  • Obtain clear directions for the location of the interview and plan your journey, allowing plenty of time to arrive.



  • Introduce yourself courteously (first impressions last!)


  • Express yourself clearly.


  • Show tact, manners, courtesy, and maturity at every opportunity.


  • Be confident and maintain poise. The ability to handle your nerves during the interview will come across as confidence in your ability to handle the job.


  • Be prepared to show how your experience would benefit the company.


  • Ask questions concerning the company or products and the position for which you are being interviewed for. An interviewer will be impressed by an eager and inquisitive mind. You will also be able to demonstrate that you can contribute to the company or industry if you show an interest in its products and/or services.


  • Take time to think and construct your answers to questions to avoid rushing into a vague and senseless reply.
  • Demonstrate that you are sufficiently motivated to get the job done well and that you will fit in with the company’s organisational structure and the team in which you will work.


  • Show willingness to start at the bottom and work up.


  • Anticipate questions you’re likely to be asked and have answers prepared in advance. Uncertainty and disorganisation show the interviewer that you are unprepared and unclear what your goals are.


  • Be assertive without being aggressive (ensure you close – remember you are a sales person & ‘you’ are your product)


  • Thank the interviewer for their time


Interview Don’ts

  • Be late for the interview. Tardiness is a sign of irresponsibility or disorganisation and the employer could take it as what to expect in the future.


  • Arrive unprepared for the interview.


  • Say unfavourable things about previous employers.


  • Make excuses for failings.


  • Give vague responses to questions.


  • Show lack of career planning – no goals or purpose could convey the impression you’re merely shopping around or only want the job for a short time.


  • Show too much concern about rapid advancement.


  • Overemphasise money. Your interviewing goal is to sell yourself to the interviewer and to get an offer of employment. Salary discussion is secondary.


  • Show any reservations you may have about the role/company. You can always turn down second interviews and job offers after you have had time to appraise your concerns in the cold light of day.


  • Express strong prejudices or any personal intolerance.


  • Leave your mobile phone on during the interview.


These are general tips that can be applied to any interview situation.  Part of the service we offer at 20:20 Selection Ltd is to help you prepare for specific client interviews.  We have key account managers specifically working with clients & members of the team who come from a pharmaceutical sales management background so you will get personalised expert advice relating to your interview!  To find out more about 20:20 Selection Ltd visit

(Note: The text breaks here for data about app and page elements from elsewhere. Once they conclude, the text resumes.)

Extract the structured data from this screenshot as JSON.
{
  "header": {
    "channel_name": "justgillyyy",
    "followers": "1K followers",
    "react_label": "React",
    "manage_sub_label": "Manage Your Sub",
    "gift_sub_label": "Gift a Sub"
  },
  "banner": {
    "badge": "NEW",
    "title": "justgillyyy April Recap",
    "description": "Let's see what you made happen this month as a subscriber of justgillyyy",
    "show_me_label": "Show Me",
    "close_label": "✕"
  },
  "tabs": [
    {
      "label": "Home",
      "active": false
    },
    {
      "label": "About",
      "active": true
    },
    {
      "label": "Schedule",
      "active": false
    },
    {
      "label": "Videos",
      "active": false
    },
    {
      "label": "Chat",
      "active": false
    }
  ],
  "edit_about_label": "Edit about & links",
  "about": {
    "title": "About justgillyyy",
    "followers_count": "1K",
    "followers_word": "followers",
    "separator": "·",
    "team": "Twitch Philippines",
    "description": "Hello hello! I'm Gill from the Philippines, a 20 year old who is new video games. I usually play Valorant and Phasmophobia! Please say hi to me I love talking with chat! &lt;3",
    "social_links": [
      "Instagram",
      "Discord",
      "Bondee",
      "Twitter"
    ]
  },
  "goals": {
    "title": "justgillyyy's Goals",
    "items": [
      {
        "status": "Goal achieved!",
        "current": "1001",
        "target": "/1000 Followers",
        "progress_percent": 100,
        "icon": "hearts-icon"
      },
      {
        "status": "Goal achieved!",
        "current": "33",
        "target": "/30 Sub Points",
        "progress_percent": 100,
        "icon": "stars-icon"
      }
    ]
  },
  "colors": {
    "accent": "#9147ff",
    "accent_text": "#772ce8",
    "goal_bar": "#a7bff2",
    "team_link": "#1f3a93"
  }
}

Nurse Advisor and similar roles within the Pharmaceutical Industry

July 20, 2009